• [GIVEN RECORDS]:
<<<<

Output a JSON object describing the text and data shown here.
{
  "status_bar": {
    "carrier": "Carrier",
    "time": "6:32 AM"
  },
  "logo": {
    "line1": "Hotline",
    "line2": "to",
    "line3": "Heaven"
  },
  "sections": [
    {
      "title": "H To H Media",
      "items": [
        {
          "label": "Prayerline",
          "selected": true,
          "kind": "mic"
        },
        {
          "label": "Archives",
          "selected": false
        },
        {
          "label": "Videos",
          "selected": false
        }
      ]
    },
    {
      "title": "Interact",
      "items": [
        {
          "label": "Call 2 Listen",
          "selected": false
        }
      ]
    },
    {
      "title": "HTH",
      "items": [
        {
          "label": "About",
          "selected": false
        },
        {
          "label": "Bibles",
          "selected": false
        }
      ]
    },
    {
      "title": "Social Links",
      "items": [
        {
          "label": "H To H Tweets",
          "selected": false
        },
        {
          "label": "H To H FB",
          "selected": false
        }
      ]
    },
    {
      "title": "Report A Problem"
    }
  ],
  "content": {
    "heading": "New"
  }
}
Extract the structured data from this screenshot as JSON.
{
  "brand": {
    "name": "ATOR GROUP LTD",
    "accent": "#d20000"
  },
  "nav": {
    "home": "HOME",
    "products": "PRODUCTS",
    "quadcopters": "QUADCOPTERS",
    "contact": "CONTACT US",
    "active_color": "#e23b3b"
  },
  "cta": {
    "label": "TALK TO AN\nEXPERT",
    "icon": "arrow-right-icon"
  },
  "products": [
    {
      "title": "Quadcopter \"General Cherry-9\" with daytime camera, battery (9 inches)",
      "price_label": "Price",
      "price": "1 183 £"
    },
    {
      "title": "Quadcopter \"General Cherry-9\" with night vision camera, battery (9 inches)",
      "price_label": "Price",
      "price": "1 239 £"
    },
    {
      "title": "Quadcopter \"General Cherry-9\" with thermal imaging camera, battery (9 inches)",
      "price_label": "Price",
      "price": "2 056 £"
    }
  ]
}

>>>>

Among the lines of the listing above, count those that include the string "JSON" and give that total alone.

2